══ RECORDS FOR THIS EXERCISE ══

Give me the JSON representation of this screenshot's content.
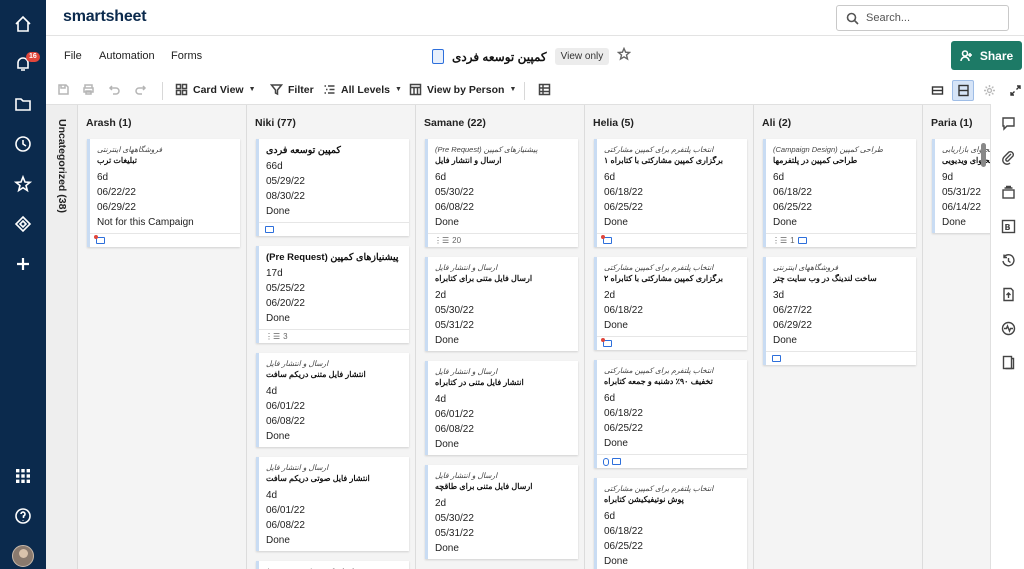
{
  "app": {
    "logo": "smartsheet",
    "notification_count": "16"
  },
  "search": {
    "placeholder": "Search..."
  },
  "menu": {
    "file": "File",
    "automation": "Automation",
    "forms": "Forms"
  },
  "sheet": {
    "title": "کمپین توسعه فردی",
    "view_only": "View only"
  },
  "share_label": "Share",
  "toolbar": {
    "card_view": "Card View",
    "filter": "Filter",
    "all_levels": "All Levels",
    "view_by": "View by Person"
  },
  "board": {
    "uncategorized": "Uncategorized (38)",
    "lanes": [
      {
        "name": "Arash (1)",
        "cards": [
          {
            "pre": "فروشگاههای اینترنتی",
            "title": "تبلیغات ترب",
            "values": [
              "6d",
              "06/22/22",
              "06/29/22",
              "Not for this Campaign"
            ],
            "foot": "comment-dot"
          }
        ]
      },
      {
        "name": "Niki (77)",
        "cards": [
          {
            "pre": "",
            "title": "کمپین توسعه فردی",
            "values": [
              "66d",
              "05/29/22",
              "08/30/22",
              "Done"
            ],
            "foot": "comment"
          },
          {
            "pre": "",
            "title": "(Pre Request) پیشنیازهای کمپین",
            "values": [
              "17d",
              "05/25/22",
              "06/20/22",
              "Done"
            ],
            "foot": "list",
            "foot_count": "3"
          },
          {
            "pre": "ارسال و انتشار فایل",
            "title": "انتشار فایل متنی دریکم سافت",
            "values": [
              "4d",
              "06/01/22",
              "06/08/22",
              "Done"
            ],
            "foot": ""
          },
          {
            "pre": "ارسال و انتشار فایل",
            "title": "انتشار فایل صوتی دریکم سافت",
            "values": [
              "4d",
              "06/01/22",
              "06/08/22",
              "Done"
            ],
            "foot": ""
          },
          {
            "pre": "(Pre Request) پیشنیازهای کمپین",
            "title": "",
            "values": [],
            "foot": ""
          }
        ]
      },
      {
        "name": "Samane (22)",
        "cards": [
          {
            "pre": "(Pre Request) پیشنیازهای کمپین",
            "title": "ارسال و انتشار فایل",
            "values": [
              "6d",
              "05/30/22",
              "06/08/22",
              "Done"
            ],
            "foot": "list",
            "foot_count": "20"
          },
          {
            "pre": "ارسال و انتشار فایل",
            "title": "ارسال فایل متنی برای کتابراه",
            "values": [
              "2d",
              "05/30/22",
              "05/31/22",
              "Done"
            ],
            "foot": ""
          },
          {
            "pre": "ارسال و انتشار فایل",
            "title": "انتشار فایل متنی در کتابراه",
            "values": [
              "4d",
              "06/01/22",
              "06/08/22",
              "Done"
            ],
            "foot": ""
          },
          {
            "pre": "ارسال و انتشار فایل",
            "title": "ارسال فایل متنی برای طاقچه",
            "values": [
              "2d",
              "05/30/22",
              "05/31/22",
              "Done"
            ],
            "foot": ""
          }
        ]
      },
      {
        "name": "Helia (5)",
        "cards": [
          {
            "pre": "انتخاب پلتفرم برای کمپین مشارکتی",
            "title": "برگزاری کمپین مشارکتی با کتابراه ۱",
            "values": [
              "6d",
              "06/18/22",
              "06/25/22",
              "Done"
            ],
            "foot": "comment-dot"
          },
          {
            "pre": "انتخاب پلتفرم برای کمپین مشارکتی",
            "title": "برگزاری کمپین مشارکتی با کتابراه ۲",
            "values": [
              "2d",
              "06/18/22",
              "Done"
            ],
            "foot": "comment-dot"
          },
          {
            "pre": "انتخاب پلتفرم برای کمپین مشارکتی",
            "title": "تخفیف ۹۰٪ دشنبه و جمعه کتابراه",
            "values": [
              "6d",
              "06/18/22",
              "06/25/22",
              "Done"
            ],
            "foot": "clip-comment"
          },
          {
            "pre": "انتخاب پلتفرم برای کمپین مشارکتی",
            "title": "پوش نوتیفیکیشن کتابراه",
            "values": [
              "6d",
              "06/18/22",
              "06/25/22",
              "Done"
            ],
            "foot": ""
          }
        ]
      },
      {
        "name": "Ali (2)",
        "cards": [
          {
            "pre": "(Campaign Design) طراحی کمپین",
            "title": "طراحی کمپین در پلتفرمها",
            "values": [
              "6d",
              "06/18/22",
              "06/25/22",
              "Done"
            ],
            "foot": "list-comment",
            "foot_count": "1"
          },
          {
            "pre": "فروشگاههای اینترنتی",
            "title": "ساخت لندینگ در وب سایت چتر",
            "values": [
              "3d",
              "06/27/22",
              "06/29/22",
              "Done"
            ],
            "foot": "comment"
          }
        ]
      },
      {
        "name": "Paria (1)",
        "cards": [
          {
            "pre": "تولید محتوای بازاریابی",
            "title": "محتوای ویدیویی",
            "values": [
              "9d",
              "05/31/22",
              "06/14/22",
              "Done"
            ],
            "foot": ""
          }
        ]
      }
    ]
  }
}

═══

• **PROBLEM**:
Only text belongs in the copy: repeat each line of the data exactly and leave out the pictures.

• **ANSWER TO THE EXERCISE**:
Give me the JSON representation of this screenshot's content.
{
  "app": {
    "logo": "smartsheet",
    "notification_count": "16"
  },
  "search": {
    "placeholder": "Search..."
  },
  "menu": {
    "file": "File",
    "automation": "Automation",
    "forms": "Forms"
  },
  "sheet": {
    "title": "کمپین توسعه فردی",
    "view_only": "View only"
  },
  "share_label": "Share",
  "toolbar": {
    "card_view": "Card View",
    "filter": "Filter",
    "all_levels": "All Levels",
    "view_by": "View by Person"
  },
  "board": {
    "uncategorized": "Uncategorized (38)",
    "lanes": [
      {
        "name": "Arash (1)",
        "cards": [
          {
            "pre": "فروشگاههای اینترنتی",
            "title": "تبلیغات ترب",
            "values": [
              "6d",
              "06/22/22",
              "06/29/22",
              "Not for this Campaign"
            ],
            "foot": "comment-dot"
          }
        ]
      },
      {
        "name": "Niki (77)",
        "cards": [
          {
            "pre": "",
            "title": "کمپین توسعه فردی",
            "values": [
              "66d",
              "05/29/22",
              "08/30/22",
              "Done"
            ],
            "foot": "comment"
          },
          {
            "pre": "",
            "title": "(Pre Request) پیشنیازهای کمپین",
            "values": [
              "17d",
              "05/25/22",
              "06/20/22",
              "Done"
            ],
            "foot": "list",
            "foot_count": "3"
          },
          {
            "pre": "ارسال و انتشار فایل",
            "title": "انتشار فایل متنی دریکم سافت",
            "values": [
              "4d",
              "06/01/22",
              "06/08/22",
              "Done"
            ],
            "foot": ""
          },
          {
            "pre": "ارسال و انتشار فایل",
            "title": "انتشار فایل صوتی دریکم سافت",
            "values": [
              "4d",
              "06/01/22",
              "06/08/22",
              "Done"
            ],
            "foot": ""
          },
          {
            "pre": "(Pre Request) پیشنیازهای کمپین",
            "title": "",
            "values": [],
            "foot": ""
          }
        ]
      },
      {
        "name": "Samane (22)",
        "cards": [
          {
            "pre": "(Pre Request) پیشنیازهای کمپین",
            "title": "ارسال و انتشار فایل",
            "values": [
              "6d",
              "05/30/22",
              "06/08/22",
              "Done"
            ],
            "foot": "list",
            "foot_count": "20"
          },
          {
            "pre": "ارسال و انتشار فایل",
            "title": "ارسال فایل متنی برای کتابراه",
            "values": [
              "2d",
              "05/30/22",
              "05/31/22",
              "Done"
            ],
            "foot": ""
          },
          {
            "pre": "ارسال و انتشار فایل",
            "title": "انتشار فایل متنی در کتابراه",
            "values": [
              "4d",
              "06/01/22",
              "06/08/22",
              "Done"
            ],
            "foot": ""
          },
          {
            "pre": "ارسال و انتشار فایل",
            "title": "ارسال فایل متنی برای طاقچه",
            "values": [
              "2d",
              "05/30/22",
              "05/31/22",
              "Done"
            ],
            "foot": ""
          }
        ]
      },
      {
        "name": "Helia (5)",
        "cards": [
          {
            "pre": "انتخاب پلتفرم برای کمپین مشارکتی",
            "title": "برگزاری کمپین مشارکتی با کتابراه ۱",
            "values": [
              "6d",
              "06/18/22",
              "06/25/22",
              "Done"
            ],
            "foot": "comment-dot"
          },
          {
            "pre": "انتخاب پلتفرم برای کمپین مشارکتی",
            "title": "برگزاری کمپین مشارکتی با کتابراه ۲",
            "values": [
              "2d",
              "06/18/22",
              "Done"
            ],
            "foot": "comment-dot"
          },
          {
            "pre": "انتخاب پلتفرم برای کمپین مشارکتی",
            "title": "تخفیف ۹۰٪ دشنبه و جمعه کتابراه",
            "values": [
              "6d",
              "06/18/22",
              "06/25/22",
              "Done"
            ],
            "foot": "clip-comment"
          },
          {
            "pre": "انتخاب پلتفرم برای کمپین مشارکتی",
            "title": "پوش نوتیفیکیشن کتابراه",
            "values": [
              "6d",
              "06/18/22",
              "06/25/22",
              "Done"
            ],
            "foot": ""
          }
        ]
      },
      {
        "name": "Ali (2)",
        "cards": [
          {
            "pre": "(Campaign Design) طراحی کمپین",
            "title": "طراحی کمپین در پلتفرمها",
            "values": [
              "6d",
              "06/18/22",
              "06/25/22",
              "Done"
            ],
            "foot": "list-comment",
            "foot_count": "1"
          },
          {
            "pre": "فروشگاههای اینترنتی",
            "title": "ساخت لندینگ در وب سایت چتر",
            "values": [
              "3d",
              "06/27/22",
              "06/29/22",
              "Done"
            ],
            "foot": "comment"
          }
        ]
      },
      {
        "name": "Paria (1)",
        "cards": [
          {
            "pre": "تولید محتوای بازاریابی",
            "title": "محتوای ویدیویی",
            "values": [
              "9d",
              "05/31/22",
              "06/14/22",
              "Done"
            ],
            "foot": ""
          }
        ]
      }
    ]
  }
}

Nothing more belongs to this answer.